From the first line to the last, reproduce the material exactly.

-------- Provided entries

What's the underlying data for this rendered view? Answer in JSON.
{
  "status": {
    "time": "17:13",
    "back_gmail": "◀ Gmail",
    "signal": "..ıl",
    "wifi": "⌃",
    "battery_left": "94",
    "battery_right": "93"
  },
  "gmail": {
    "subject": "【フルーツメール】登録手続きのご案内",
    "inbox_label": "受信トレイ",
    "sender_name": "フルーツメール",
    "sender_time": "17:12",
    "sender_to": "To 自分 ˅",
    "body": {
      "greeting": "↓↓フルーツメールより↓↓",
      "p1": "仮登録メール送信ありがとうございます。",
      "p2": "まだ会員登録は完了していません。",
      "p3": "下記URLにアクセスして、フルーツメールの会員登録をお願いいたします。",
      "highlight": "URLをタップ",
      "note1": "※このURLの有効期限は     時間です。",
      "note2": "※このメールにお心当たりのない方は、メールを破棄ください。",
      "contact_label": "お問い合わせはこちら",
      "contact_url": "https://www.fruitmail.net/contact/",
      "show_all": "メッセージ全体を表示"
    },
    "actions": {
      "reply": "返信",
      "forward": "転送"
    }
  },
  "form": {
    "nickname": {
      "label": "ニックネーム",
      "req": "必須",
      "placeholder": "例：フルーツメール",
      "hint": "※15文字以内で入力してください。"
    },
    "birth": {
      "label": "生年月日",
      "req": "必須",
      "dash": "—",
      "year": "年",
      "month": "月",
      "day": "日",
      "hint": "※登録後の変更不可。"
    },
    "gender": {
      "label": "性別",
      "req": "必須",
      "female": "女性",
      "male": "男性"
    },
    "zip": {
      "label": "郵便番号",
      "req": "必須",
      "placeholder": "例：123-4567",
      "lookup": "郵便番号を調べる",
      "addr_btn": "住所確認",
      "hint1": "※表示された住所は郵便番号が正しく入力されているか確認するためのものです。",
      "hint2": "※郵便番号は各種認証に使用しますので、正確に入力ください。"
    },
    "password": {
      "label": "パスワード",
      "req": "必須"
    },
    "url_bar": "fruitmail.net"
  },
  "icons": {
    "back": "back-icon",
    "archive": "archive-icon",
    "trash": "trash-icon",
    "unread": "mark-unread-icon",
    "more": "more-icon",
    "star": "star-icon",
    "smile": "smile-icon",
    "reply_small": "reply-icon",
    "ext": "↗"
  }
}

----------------

- [Task answer]
What's the underlying data for this rendered view? Answer in JSON.
{
  "status": {
    "time": "17:13",
    "back_gmail": "◀ Gmail",
    "signal": "..ıl",
    "wifi": "⌃",
    "battery_left": "94",
    "battery_right": "93"
  },
  "gmail": {
    "subject": "【フルーツメール】登録手続きのご案内",
    "inbox_label": "受信トレイ",
    "sender_name": "フルーツメール",
    "sender_time": "17:12",
    "sender_to": "To 自分 ˅",
    "body": {
      "greeting": "↓↓フルーツメールより↓↓",
      "p1": "仮登録メール送信ありがとうございます。",
      "p2": "まだ会員登録は完了していません。",
      "p3": "下記URLにアクセスして、フルーツメールの会員登録をお願いいたします。",
      "highlight": "URLをタップ",
      "note1": "※このURLの有効期限は     時間です。",
      "note2": "※このメールにお心当たりのない方は、メールを破棄ください。",
      "contact_label": "お問い合わせはこちら",
      "contact_url": "https://www.fruitmail.net/contact/",
      "show_all": "メッセージ全体を表示"
    },
    "actions": {
      "reply": "返信",
      "forward": "転送"
    }
  },
  "form": {
    "nickname": {
      "label": "ニックネーム",
      "req": "必須",
      "placeholder": "例：フルーツメール",
      "hint": "※15文字以内で入力してください。"
    },
    "birth": {
      "label": "生年月日",
      "req": "必須",
      "dash": "—",
      "year": "年",
      "month": "月",
      "day": "日",
      "hint": "※登録後の変更不可。"
    },
    "gender": {
      "label": "性別",
      "req": "必須",
      "female": "女性",
      "male": "男性"
    },
    "zip": {
      "label": "郵便番号",
      "req": "必須",
      "placeholder": "例：123-4567",
      "lookup": "郵便番号を調べる",
      "addr_btn": "住所確認",
      "hint1": "※表示された住所は郵便番号が正しく入力されているか確認するためのものです。",
      "hint2": "※郵便番号は各種認証に使用しますので、正確に入力ください。"
    },
    "password": {
      "label": "パスワード",
      "req": "必須"
    },
    "url_bar": "fruitmail.net"
  },
  "icons": {
    "back": "back-icon",
    "archive": "archive-icon",
    "trash": "trash-icon",
    "unread": "mark-unread-icon",
    "more": "more-icon",
    "star": "star-icon",
    "smile": "smile-icon",
    "reply_small": "reply-icon",
    "ext": "↗"
  }
}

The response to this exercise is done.